What to work on
Among these records, tally each line with the word "JSON"; the answer is that number alone.
··· Records
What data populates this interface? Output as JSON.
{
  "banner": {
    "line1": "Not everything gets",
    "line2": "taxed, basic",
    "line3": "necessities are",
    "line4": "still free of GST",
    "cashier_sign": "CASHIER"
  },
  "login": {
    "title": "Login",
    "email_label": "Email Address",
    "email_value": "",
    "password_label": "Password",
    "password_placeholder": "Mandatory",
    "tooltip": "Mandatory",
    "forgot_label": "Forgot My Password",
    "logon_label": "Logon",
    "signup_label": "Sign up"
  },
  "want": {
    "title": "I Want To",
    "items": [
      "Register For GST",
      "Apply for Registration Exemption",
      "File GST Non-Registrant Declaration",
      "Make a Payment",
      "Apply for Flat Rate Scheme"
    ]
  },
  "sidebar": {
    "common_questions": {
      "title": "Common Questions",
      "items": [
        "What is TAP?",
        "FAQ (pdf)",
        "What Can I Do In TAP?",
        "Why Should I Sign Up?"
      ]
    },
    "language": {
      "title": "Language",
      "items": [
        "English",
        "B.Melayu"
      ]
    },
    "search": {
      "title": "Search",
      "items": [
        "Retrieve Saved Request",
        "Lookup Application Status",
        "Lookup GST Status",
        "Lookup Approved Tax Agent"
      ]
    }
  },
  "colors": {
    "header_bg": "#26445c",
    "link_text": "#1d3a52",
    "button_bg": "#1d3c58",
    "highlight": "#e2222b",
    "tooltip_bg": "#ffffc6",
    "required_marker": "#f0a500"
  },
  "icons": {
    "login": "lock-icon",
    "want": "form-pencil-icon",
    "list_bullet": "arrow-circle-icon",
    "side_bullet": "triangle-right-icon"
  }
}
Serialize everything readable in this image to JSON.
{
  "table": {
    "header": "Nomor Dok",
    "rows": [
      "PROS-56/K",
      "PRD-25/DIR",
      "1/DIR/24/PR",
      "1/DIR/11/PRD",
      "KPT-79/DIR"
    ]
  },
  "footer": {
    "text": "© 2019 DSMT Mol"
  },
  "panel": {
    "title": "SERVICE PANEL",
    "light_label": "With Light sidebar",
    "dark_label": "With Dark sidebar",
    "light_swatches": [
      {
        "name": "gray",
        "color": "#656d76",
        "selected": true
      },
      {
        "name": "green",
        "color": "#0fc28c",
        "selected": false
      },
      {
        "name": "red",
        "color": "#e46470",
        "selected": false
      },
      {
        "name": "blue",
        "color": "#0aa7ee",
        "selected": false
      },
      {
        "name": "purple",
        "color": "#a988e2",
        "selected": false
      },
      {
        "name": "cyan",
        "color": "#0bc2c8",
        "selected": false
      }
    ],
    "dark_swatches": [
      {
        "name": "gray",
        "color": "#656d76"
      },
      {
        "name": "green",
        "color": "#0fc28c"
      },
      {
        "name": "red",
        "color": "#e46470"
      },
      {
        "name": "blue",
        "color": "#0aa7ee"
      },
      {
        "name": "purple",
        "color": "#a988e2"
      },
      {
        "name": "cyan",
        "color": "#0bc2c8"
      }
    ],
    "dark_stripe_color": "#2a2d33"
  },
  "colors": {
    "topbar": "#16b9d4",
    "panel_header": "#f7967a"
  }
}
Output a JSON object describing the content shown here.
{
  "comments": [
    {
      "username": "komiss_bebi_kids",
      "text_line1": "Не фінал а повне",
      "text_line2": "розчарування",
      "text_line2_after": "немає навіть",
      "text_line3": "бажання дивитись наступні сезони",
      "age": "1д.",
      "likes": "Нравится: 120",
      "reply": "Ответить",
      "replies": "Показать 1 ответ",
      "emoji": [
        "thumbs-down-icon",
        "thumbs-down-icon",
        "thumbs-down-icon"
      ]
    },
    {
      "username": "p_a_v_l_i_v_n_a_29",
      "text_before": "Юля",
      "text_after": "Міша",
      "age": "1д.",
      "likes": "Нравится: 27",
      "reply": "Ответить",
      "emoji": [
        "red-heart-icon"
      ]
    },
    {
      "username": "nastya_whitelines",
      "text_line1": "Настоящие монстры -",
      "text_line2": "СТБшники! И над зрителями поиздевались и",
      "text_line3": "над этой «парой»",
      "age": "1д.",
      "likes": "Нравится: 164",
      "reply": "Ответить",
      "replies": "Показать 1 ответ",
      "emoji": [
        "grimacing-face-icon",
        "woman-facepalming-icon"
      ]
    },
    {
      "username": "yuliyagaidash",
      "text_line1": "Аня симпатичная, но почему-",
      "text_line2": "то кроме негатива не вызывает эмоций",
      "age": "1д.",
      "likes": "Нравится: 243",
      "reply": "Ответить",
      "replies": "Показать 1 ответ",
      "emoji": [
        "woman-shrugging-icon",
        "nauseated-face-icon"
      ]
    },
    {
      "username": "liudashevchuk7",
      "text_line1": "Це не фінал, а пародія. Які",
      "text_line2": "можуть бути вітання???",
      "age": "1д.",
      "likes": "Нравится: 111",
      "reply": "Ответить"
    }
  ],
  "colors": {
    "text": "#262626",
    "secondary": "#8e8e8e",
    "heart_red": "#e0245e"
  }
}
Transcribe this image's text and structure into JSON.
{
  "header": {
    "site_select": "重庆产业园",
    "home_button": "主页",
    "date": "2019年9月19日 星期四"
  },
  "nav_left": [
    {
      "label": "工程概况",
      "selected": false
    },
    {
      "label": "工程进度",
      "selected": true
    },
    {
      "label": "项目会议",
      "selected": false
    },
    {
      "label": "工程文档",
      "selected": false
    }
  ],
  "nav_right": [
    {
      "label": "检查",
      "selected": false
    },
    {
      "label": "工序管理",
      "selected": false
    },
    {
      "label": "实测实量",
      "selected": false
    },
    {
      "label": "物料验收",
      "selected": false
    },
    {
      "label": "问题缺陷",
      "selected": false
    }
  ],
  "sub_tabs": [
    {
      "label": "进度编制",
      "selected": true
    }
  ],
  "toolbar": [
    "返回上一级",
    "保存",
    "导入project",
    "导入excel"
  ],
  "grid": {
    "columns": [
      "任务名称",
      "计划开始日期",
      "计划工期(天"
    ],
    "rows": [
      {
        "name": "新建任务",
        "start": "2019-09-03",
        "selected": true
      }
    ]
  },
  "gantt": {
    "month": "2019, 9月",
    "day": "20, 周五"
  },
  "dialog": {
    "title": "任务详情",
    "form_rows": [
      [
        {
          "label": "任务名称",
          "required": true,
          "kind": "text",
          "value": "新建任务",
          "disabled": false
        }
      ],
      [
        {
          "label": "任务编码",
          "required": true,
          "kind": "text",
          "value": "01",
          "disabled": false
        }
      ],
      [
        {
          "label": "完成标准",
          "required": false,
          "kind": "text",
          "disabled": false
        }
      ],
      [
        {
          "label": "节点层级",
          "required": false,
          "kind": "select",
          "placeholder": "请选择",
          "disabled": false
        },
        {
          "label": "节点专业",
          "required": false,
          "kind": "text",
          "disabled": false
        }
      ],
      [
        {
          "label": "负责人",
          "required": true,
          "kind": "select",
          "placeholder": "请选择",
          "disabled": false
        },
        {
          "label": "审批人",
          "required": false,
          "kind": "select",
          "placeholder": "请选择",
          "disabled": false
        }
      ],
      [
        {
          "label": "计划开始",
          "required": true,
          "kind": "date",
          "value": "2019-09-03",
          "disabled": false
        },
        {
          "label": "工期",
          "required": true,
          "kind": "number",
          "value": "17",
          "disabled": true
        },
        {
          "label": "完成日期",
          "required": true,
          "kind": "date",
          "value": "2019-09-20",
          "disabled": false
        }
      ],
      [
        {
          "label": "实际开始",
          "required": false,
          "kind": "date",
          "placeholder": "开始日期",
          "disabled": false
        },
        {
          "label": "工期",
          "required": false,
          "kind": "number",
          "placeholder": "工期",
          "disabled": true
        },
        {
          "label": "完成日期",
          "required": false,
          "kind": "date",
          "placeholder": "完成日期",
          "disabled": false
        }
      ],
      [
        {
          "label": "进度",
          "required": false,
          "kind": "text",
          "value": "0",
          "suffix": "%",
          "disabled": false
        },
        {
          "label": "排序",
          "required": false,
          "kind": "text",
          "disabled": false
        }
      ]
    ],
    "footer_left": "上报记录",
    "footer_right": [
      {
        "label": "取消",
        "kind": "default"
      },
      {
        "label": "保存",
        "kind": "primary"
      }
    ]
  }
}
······
Reply
4